According to James Byrnes, the IT network support manager at the school, setting up the PDA system was “the easiest thing in the world.” He set up one desktop system in the library that is available to the residents 24 hours a day. Byrnes also created password accounts for each resident and set up the application so that when the residents synchronize their PDAs, their data goes straight to the Access database. At the same time, the residents’ calendars are synchronized with the centralized Microsoft Corp. Outlook calendar where required meetings, lectures, and other scheduling data is kept.
Byrnes has secured and backs up the database regularly, and so far, has not encountered one hitch. The only thing he worries about is if residents lose or break their PDAs. To prevent that kind of crisis, Byrnes has four or five extras on hand.
“It’s cheaper than having to hire someone to do data entry,” Byrnes says. “We saved money the minute we bought them.”
Entering all of the required information about a patient or procedure now takes residents about 10 seconds. At the end of the week, the residents synchronize their PDAs to the central database and get an instant report of their progress.
“The quality of the data is so much better,” Moran says. “When residents leave, and have to document their experience, they have this report of every patient they’ve seen and every procedure they’ve performed.”
Don’t ask, don’t tell
Even when companies are not issuing PDAs, the devices are still becoming a part of the corporate landscape. Just ask Tedd Riggs, a telecommunications engineer at Seattle-based Ericsson Corp., a major supplier of telecommunications equipment, such as cellular radio, private radio (for utility companies, police, etc.), and fiber optics. Riggs “loves toys,” and owns several PDAs, including an HP Jornada 420 PPC, a Phillips Nino 312, and a Clio from Vadem Inc., of San Jose, Calif.
Riggs uses these handhelds for a variety of tasks, from keeping track of his schedule, to picking up e-mail and doing his expense reports. He also uses his Clio to connect directly to his company’s intranet to download brochures, data specs, price lists, and even Microsoft Corp.

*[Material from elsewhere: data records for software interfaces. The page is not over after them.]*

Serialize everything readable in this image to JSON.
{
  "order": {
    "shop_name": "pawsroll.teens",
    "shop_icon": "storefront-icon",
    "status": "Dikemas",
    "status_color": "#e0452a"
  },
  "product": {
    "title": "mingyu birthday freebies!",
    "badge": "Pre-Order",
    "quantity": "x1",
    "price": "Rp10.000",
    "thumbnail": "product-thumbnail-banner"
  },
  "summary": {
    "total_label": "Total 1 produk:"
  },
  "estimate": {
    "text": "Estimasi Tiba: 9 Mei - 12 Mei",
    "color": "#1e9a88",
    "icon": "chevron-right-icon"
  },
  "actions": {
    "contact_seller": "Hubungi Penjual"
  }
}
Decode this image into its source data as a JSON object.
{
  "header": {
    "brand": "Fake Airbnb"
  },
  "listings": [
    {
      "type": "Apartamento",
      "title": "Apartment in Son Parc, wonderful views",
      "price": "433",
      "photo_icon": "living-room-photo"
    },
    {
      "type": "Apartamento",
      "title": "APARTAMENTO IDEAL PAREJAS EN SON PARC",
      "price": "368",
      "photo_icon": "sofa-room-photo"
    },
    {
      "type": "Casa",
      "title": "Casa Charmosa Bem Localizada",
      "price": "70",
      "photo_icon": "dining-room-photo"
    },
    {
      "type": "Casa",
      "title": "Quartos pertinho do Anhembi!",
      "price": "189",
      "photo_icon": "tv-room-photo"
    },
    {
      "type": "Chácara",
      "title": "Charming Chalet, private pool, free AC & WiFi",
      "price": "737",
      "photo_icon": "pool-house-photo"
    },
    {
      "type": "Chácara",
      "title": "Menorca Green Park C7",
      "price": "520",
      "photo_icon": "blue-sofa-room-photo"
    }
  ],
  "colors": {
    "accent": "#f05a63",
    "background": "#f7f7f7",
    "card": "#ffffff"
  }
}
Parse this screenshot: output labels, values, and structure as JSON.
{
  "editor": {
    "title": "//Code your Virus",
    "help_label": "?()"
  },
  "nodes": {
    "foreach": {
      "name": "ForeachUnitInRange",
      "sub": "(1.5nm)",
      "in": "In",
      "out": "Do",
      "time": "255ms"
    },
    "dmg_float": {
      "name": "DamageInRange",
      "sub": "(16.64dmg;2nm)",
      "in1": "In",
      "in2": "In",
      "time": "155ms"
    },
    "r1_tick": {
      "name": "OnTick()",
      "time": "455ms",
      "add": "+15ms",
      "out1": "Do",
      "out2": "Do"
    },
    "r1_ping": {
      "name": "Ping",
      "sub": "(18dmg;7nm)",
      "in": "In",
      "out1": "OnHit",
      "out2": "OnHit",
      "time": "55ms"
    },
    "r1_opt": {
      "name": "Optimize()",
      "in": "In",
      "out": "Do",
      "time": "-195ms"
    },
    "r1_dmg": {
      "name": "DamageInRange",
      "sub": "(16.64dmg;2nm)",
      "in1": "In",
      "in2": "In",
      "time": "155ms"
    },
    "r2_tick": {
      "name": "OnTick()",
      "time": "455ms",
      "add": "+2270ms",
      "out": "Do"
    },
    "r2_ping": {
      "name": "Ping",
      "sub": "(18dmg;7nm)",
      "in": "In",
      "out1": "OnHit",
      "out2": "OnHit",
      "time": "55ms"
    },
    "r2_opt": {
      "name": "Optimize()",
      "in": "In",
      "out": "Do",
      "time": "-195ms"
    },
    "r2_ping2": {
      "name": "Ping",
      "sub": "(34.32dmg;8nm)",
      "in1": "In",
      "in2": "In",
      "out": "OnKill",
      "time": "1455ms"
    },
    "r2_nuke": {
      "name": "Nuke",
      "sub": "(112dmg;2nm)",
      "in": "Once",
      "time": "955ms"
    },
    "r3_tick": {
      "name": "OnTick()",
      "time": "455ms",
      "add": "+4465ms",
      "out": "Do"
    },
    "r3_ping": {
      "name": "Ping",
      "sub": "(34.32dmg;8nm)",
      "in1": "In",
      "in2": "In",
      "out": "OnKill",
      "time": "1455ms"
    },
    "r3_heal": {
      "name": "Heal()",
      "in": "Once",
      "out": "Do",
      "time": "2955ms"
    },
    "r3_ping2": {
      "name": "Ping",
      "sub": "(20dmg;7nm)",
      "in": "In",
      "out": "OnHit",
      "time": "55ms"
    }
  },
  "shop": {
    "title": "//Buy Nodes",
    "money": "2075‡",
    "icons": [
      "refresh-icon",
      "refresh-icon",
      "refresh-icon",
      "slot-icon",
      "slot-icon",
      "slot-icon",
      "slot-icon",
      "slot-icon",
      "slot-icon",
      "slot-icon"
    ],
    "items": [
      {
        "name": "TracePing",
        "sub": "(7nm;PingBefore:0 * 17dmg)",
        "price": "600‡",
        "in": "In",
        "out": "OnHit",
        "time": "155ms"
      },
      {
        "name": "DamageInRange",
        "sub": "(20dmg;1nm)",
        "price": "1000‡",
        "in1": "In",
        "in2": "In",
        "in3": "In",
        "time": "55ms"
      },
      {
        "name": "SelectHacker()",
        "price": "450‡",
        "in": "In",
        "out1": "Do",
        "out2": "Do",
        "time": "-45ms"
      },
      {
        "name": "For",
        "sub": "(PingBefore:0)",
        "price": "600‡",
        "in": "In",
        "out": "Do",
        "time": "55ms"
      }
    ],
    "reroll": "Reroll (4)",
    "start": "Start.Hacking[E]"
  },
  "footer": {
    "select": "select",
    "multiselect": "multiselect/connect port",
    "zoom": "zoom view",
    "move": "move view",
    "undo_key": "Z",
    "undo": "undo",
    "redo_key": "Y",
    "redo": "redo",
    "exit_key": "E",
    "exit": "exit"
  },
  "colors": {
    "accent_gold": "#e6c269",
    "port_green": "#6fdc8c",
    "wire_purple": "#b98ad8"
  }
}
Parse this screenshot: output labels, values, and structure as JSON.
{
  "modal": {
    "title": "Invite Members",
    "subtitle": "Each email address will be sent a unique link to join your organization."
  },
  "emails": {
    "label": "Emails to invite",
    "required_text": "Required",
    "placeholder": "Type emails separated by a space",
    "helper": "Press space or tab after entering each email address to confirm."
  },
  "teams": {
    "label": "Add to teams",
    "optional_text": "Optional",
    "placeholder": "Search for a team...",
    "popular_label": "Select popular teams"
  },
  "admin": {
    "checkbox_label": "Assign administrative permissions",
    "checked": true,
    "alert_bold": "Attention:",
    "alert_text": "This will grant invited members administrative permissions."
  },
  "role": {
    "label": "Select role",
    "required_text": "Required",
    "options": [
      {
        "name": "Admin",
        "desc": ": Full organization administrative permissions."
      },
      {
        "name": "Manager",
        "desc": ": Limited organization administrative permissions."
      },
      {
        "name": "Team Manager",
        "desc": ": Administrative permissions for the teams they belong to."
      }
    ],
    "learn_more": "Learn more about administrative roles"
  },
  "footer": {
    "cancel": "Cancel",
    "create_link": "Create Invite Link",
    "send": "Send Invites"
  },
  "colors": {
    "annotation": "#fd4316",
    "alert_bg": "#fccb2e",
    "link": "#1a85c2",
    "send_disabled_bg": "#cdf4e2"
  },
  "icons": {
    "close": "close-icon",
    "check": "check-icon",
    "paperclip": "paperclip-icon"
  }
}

PowerPoint presentations.
He connects to the corporate intranet either by dialing directly into the Internet, which connects to the intranet, or while hooked up to a PC already on the LAN and using the PDA as a remote drive to access required documents.
As much as Riggs loves his handhelds, the IT department at Ericsson discourages their use at work. “Our IT department doesn’t support them in any way, shape, or form,” Riggs says. “They think they’re toys.”
Part of the problem, Riggs says, is that employees have a range of devices running different operating systems, including Palm OS and several versions of Windows CE, making it difficult for IT to manage the handhelds. As it stands now, Riggs and Ericsson’s IT staff have a tacit agreement–they don’t sanction his use of the PDAs, and he doesn’t ask for support.
“I kind of do it under cover,” Riggs says. //
|Valle Dwight, based in Northampton, Mass., is a contributing editor to FamilyPC magazine.|